By Ken Albala
Round, thin, and made of starchy batter cooked on a flat surface, it is a food that goes by many names: flapjack, crepe, and okonomiyaki, to name just a few. The pancake is a treasured food the world over, and now Ken Albala unearths the surprisingly rich history of pancakes and their sizzling goodness.
With the snow and ice swirling outside, curl up with one of these cozy holiday mysteries.
These are just some of the favorites that appeared on DVD during the past year, and are now available at the Library for you to place on hold.
4 Months, 3 Weeks,and 2 Days
A dark, thoughtful Romanian film (is there any other kind?), set in the final days of the Ceausescu regime which revolves around the subject of abortion in a repressive environment.
Burn After Reading
The Coen brothers feed the paranoia about what happens within the Beltway, and do it in their typically grisly/funny fashion.
The Dark Knight
The late Heath Ledger isn’t the only reason to see this take on the Batman story, but he’s one of the main ones.
January 4, 2009 marks the 200th anniversary of Louis Braille’s birthday. This influential inventor was blinded at age 3 and went on to develop the Braille writing system, patterns of raised dots that can be read by touch. These books for kids tell Braille’s inspirational life story and describe what life is like for those who are blind.
For younger children, David A. Adler’s A Picture Book of Louis Braille introduces the life and work of this important Frenchman. With watercolor illustrations, the story moves from Braille’s childhood accident to his career at the National Institute for Blind Children and his development of the Braille writing system.
An ideal biography for kids in grades 3-8, Out of Darkness: The Story of Louis Braille by Russell Freedman tells the life story of Louis Braille, as well as presents the world of the blind before the invention of Braille writing.

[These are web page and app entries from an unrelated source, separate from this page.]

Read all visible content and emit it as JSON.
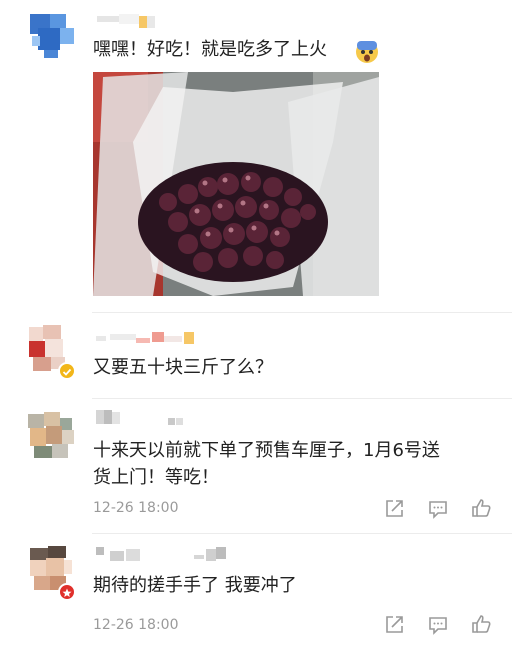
{
  "comments": [
    {
      "text": "嘿嘿！好吃！就是吃多了上火",
      "emoji": "scared-face-emoji"
    },
    {
      "text": "又要五十块三斤了么？",
      "badge": "verified-badge"
    },
    {
      "text_line1": "十来天以前就下单了预售车厘子，1月6号送",
      "text_line2": "货上门！等吃！",
      "timestamp": "12-26 18:00"
    },
    {
      "text": "期待的搓手手了 我要冲了",
      "timestamp": "12-26 18:00"
    }
  ],
  "icons": [
    "share-icon",
    "comment-icon",
    "like-icon"
  ],
  "colors": {
    "meta": "#9a9a9a",
    "divider": "#ececec",
    "badge_gold": "#f2b619",
    "badge_red": "#e0302b"
  }
}
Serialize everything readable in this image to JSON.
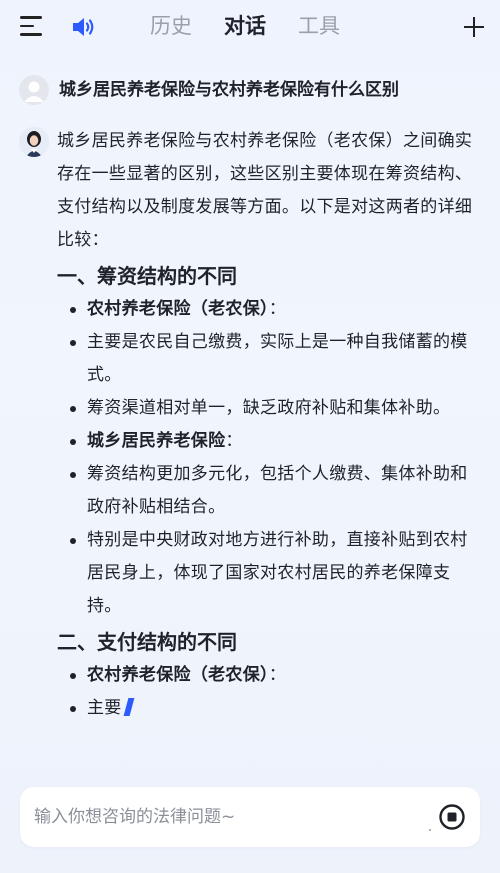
{
  "header": {
    "tabs": [
      "历史",
      "对话",
      "工具"
    ],
    "active_tab": 1
  },
  "question": {
    "text": "城乡居民养老保险与农村养老保险有什么区别"
  },
  "answer": {
    "intro": "城乡居民养老保险与农村养老保险（老农保）之间确实存在一些显著的区别，这些区别主要体现在筹资结构、支付结构以及制度发展等方面。以下是对这两者的详细比较：",
    "section1": {
      "heading": "一、筹资结构的不同",
      "items": [
        {
          "bold": "农村养老保险（老农保）",
          "suffix": "："
        },
        {
          "text": "主要是农民自己缴费，实际上是一种自我储蓄的模式。"
        },
        {
          "text": "筹资渠道相对单一，缺乏政府补贴和集体补助。"
        },
        {
          "bold": "城乡居民养老保险",
          "suffix": "："
        },
        {
          "text": "筹资结构更加多元化，包括个人缴费、集体补助和政府补贴相结合。"
        },
        {
          "text": "特别是中央财政对地方进行补助，直接补贴到农村居民身上，体现了国家对农村居民的养老保障支持。"
        }
      ]
    },
    "section2": {
      "heading": "二、支付结构的不同",
      "items": [
        {
          "bold": "农村养老保险（老农保）",
          "suffix": "："
        },
        {
          "text": "主要"
        }
      ]
    }
  },
  "input": {
    "placeholder": "输入你想咨询的法律问题~"
  },
  "colors": {
    "accent": "#2e5bff",
    "text": "#1f2329",
    "muted_tab": "#9aa0a8"
  },
  "icons": [
    "menu-icon",
    "speaker-icon",
    "plus-icon",
    "user-avatar",
    "ai-avatar",
    "stop-icon"
  ]
}
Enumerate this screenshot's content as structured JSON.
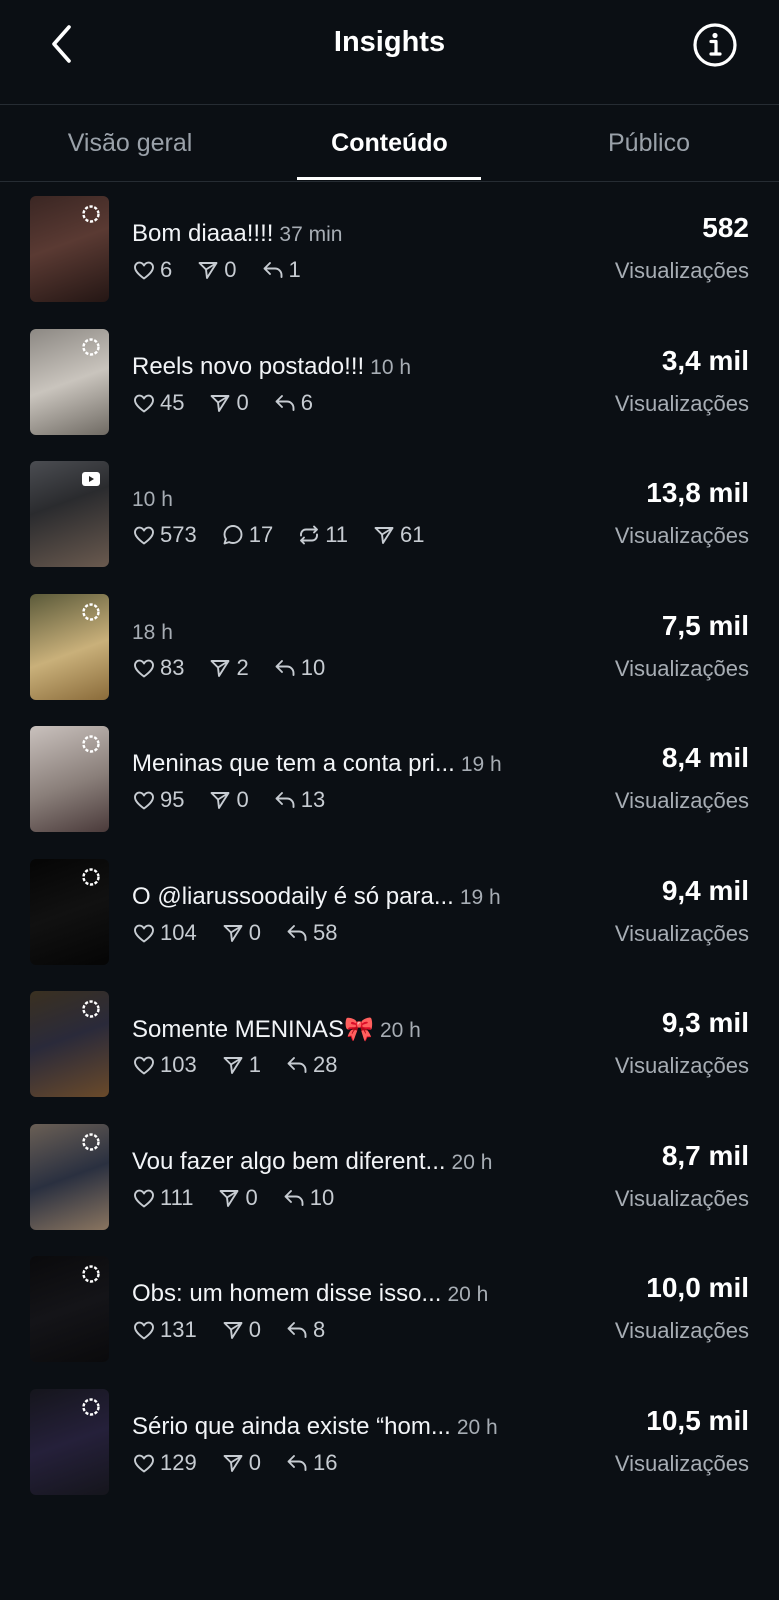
{
  "header": {
    "title": "Insights"
  },
  "tabs": [
    {
      "label": "Visão geral"
    },
    {
      "label": "Conteúdo"
    },
    {
      "label": "Público"
    }
  ],
  "views_label": "Visualizações",
  "items": [
    {
      "caption": "Bom diaaa!!!!",
      "time": "37 min",
      "likes": "6",
      "shares": "0",
      "replies": "1",
      "views": "582"
    },
    {
      "caption": "Reels novo postado!!!",
      "time": "10 h",
      "likes": "45",
      "shares": "0",
      "replies": "6",
      "views": "3,4 mil"
    },
    {
      "caption": "",
      "time": "10 h",
      "likes": "573",
      "comments": "17",
      "reposts": "11",
      "shares": "61",
      "views": "13,8 mil"
    },
    {
      "caption": "",
      "time": "18 h",
      "likes": "83",
      "shares": "2",
      "replies": "10",
      "views": "7,5 mil"
    },
    {
      "caption": "Meninas que tem a conta pri...",
      "time": "19 h",
      "likes": "95",
      "shares": "0",
      "replies": "13",
      "views": "8,4 mil"
    },
    {
      "caption": "O @liarussoodaily  é só para...",
      "time": "19 h",
      "likes": "104",
      "shares": "0",
      "replies": "58",
      "views": "9,4 mil"
    },
    {
      "caption": "Somente MENINAS🎀",
      "time": "20 h",
      "likes": "103",
      "shares": "1",
      "replies": "28",
      "views": "9,3 mil"
    },
    {
      "caption": "Vou fazer algo bem diferent...",
      "time": "20 h",
      "likes": "111",
      "shares": "0",
      "replies": "10",
      "views": "8,7 mil"
    },
    {
      "caption": "Obs: um homem disse isso...",
      "time": "20 h",
      "likes": "131",
      "shares": "0",
      "replies": "8",
      "views": "10,0 mil"
    },
    {
      "caption": "Sério que ainda existe “hom...",
      "time": "20 h",
      "likes": "129",
      "shares": "0",
      "replies": "16",
      "views": "10,5 mil"
    }
  ],
  "icons": {
    "back": "chevron-left-icon",
    "info": "info-icon",
    "likes": "heart-icon",
    "shares": "send-icon",
    "replies": "reply-icon",
    "comments": "comment-icon",
    "reposts": "repost-icon",
    "story_badge": "loading-ring-icon",
    "reel_badge": "reel-icon"
  },
  "colors": {
    "background": "#0b0f14",
    "text": "#f2f4f7",
    "muted": "#a7adb4",
    "divider": "#262c33"
  }
}
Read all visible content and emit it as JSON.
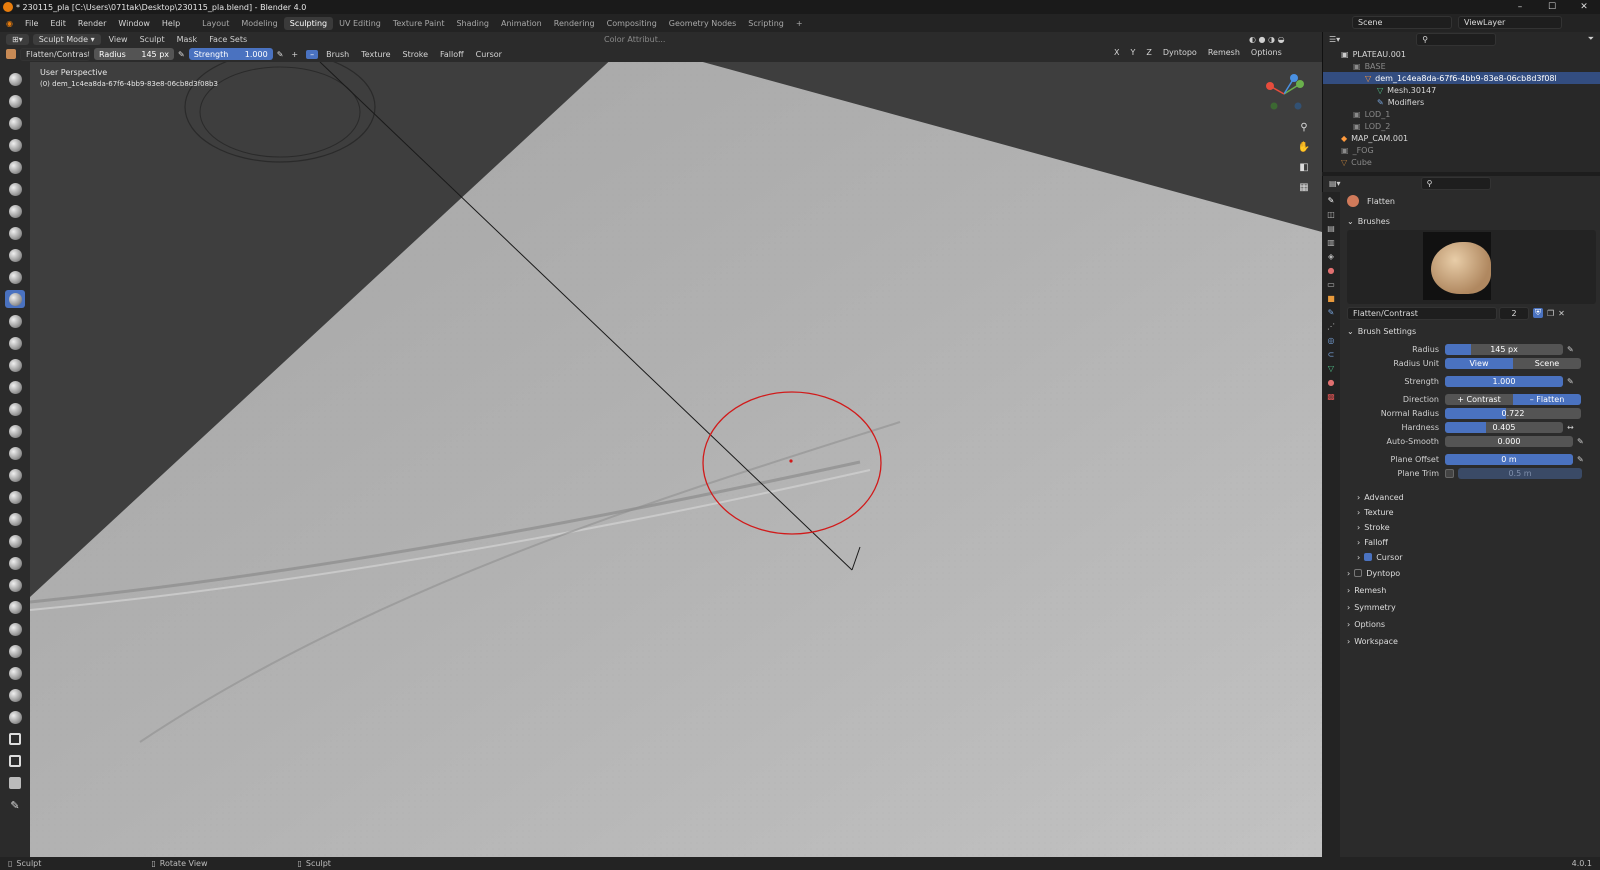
{
  "window": {
    "title": "* 230115_pla [C:\\Users\\071tak\\Desktop\\230115_pla.blend] - Blender 4.0",
    "minimize": "–",
    "maximize": "☐",
    "close": "✕"
  },
  "menu": [
    "File",
    "Edit",
    "Render",
    "Window",
    "Help"
  ],
  "workspaces": [
    "Layout",
    "Modeling",
    "Sculpting",
    "UV Editing",
    "Texture Paint",
    "Shading",
    "Animation",
    "Rendering",
    "Compositing",
    "Geometry Nodes",
    "Scripting"
  ],
  "active_workspace": "Sculpting",
  "scene": {
    "name": "Scene",
    "view_layer": "ViewLayer"
  },
  "header": {
    "mode": "Sculpt Mode",
    "menus": [
      "View",
      "Sculpt",
      "Mask",
      "Face Sets"
    ],
    "color_attribute": "Color Attribut...",
    "axes": [
      "X",
      "Y",
      "Z"
    ],
    "dyntopo": "Dyntopo",
    "remesh": "Remesh",
    "options": "Options"
  },
  "toolsettings": {
    "brush_name": "Flatten/Contrast",
    "radius_label": "Radius",
    "radius_value": "145 px",
    "strength_label": "Strength",
    "strength_value": "1.000",
    "plus": "+",
    "minus": "–",
    "dropdowns": [
      "Brush",
      "Texture",
      "Stroke",
      "Falloff",
      "Cursor"
    ]
  },
  "viewport": {
    "perspective": "User Perspective",
    "object": "(0) dem_1c4ea8da-67f6-4bb9-83e8-06cb8d3f08b3"
  },
  "outliner": {
    "rows": [
      {
        "label": "PLATEAU.001",
        "indent": 1,
        "state": "normal"
      },
      {
        "label": "BASE",
        "indent": 2,
        "state": "dim"
      },
      {
        "label": "dem_1c4ea8da-67f6-4bb9-83e8-06cb8d3f08l",
        "indent": 3,
        "state": "selected"
      },
      {
        "label": "Mesh.30147",
        "indent": 4,
        "state": "normal"
      },
      {
        "label": "Modifiers",
        "indent": 4,
        "state": "normal"
      },
      {
        "label": "LOD_1",
        "indent": 2,
        "state": "dim"
      },
      {
        "label": "LOD_2",
        "indent": 2,
        "state": "dim"
      },
      {
        "label": "MAP_CAM.001",
        "indent": 1,
        "state": "normal"
      },
      {
        "label": "_FOG",
        "indent": 1,
        "state": "dim"
      },
      {
        "label": "Cube",
        "indent": 1,
        "state": "dim"
      }
    ]
  },
  "properties": {
    "tool_name": "Flatten",
    "brushes_header": "Brushes",
    "brush_field": "Flatten/Contrast",
    "brush_users": "2",
    "brush_settings_header": "Brush Settings",
    "radius": {
      "label": "Radius",
      "value": "145 px",
      "fill": 0.22
    },
    "radius_unit": {
      "label": "Radius Unit",
      "view": "View",
      "scene": "Scene"
    },
    "strength": {
      "label": "Strength",
      "value": "1.000",
      "fill": 1.0
    },
    "direction": {
      "label": "Direction",
      "contrast": "Contrast",
      "flatten": "Flatten"
    },
    "normal_radius": {
      "label": "Normal Radius",
      "value": "0.722",
      "fill": 0.45
    },
    "hardness": {
      "label": "Hardness",
      "value": "0.405",
      "fill": 0.35
    },
    "auto_smooth": {
      "label": "Auto-Smooth",
      "value": "0.000",
      "fill": 0.0
    },
    "plane_offset": {
      "label": "Plane Offset",
      "value": "0 m",
      "fill": 1.0
    },
    "plane_trim": {
      "label": "Plane Trim",
      "value": "0.5 m"
    },
    "subpanels": [
      "Advanced",
      "Texture",
      "Stroke",
      "Falloff",
      "Cursor"
    ],
    "panels": [
      "Dyntopo",
      "Remesh",
      "Symmetry",
      "Options",
      "Workspace"
    ]
  },
  "status": {
    "left": "Sculpt",
    "middle": "Rotate View",
    "right": "Sculpt",
    "version": "4.0.1"
  },
  "colors": {
    "accent": "#4a72c0",
    "brush_cursor": "#d11a1a"
  }
}
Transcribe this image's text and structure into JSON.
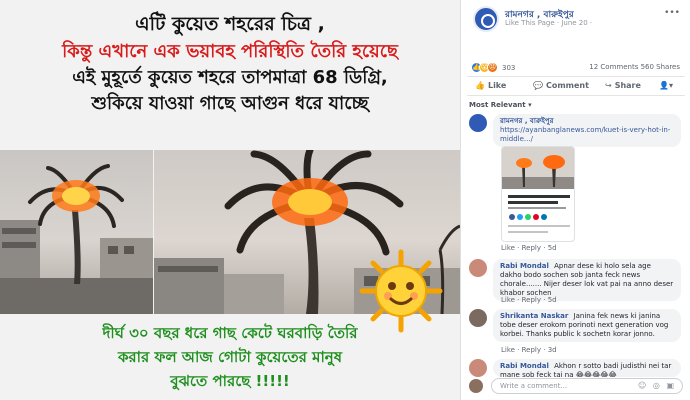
{
  "headline": {
    "line1": "এটি কুয়েত শহরের চিত্র ,",
    "line2": "কিন্তু এখানে এক ভয়াবহ পরিস্থিতি তৈরি হয়েছে",
    "line3": "এই মুহূর্তে কুয়েত শহরে তাপমাত্রা 68 ডিগ্রি,",
    "line4": "শুকিয়ে যাওয়া গাছে আগুন ধরে যাচ্ছে"
  },
  "caption": {
    "line1": "দীর্ঘ ৩০ বছর ধরে গাছ কেটে ঘরবাড়ি তৈরি",
    "line2": "করার ফল আজ গোটা কুয়েতের মানুষ",
    "line3": "বুঝতে পারছে !!!!!"
  },
  "post": {
    "page_name": "রামনগর , বারুইপুর",
    "page_sub": "Like This Page · June 20 ·",
    "reaction_count": "303",
    "comment_share_counts": "12 Comments  560 Shares"
  },
  "actions": {
    "like": "Like",
    "comment": "Comment",
    "share": "Share"
  },
  "icons": {
    "like": "thumbs-up-icon",
    "comment": "speech-bubble-icon",
    "share": "share-arrow-icon",
    "more": "chevron-down-icon"
  },
  "colors": {
    "facebook_blue": "#365899",
    "headline_red": "#d81b1b",
    "caption_green": "#1f8f1f"
  },
  "sort_label": "Most Relevant ▾",
  "comments": [
    {
      "author": "রামনগর , বারুইপুর",
      "text": "https://ayanbanglanews.com/kuet-is-very-hot-in-middle.../",
      "footer": "Like · Reply · 5d"
    },
    {
      "author": "Rabi Mondal",
      "text": "Apnar dese ki holo sela age dakho bodo sochen sob janta feck news chorale....... Nijer deser lok vat pai na anno deser khabor sochen",
      "footer": "Like · Reply · 5d"
    },
    {
      "author": "Shrikanta Naskar",
      "text": "Janina fek news ki janina tobe deser erokom porinoti next generation vog korbei. Thanks public k sochetn korar jonno.",
      "footer": "Like · Reply · 3d"
    },
    {
      "author": "Rabi Mondal",
      "text": "Akhon r sotto badi judisthi nei tar mane sob feck tai na 😂😂😂😂😂"
    }
  ],
  "write_placeholder": "Write a comment..."
}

On January 14, 2009, author and historian Michael Elliott will discuss his new book Custerology: The Enduring Legacy of the Indian Wars and George Armstrong Custer at the Plaza Branch. Explore these books about this famous military commander, the battle known as “Custer’s Last Stand,” or the Oglala Lakota people.
Custerology: The Enduring Legacy of the Indian Wars and George Armstrong Custer
By Michael A. Elliott
On a hot summer day in 1876, George Armstrong Custer led the Seventh Cavalry to the most famous defeat in U.S. military history. In this in-depth study, the author tackles the far more complicated question of why the battle of Little Bighorn retains such power for Americans today.
Author William Graebner will talk about his latest book, Patty’s Got a Gun: Patricia Hearst in 1970s America, on January 21, 2009 at the Central Library. These books include historical accounts of the Patty Hearst story, explorations of 1970s America, pictorial works of life at the time, as well as novels set during the 70s.
Discussing plays in reading groups is both rewarding and frustrating. It’s rewarding since readers can go back to the stage directions and descriptions and speeches and reread them slowly or with more focus. It’s frustrating because sometimes no matter how often a passage is reread, the only way to understand it is to see it performed.
We’ve all used this phrase, but do you know why it’s significant?
The Spanish Ministry of Culture is making certain readers the world over don’t ever forget. The most recent Cervantes prize was awarded to Spanish novelist Juan Marse for his body of work.
Marse has focused many of his books on the rifts in Spanish society under the rule of Franco.
Explore books about urban education and the charter school movement in this related reading list for a series of presentations on What Works in Urban Education, co-hosted by Tom Bloch and Kansas City’s University Academy.
Stand For the Best: What I Learned After Leaving My Job as CEO of H&R Block to Become a Teacher and Founder of an Inner-City Charter School
By Thomas M. Bloch
Twelve years ago, Bloch was CEO of H&R Block, the world's largest tax-preparation firm. After much soul-searching, he resigned to become a math teacher in a Kansas City inner-city school. Bloch tells what it was like struggling to make a difference to his students.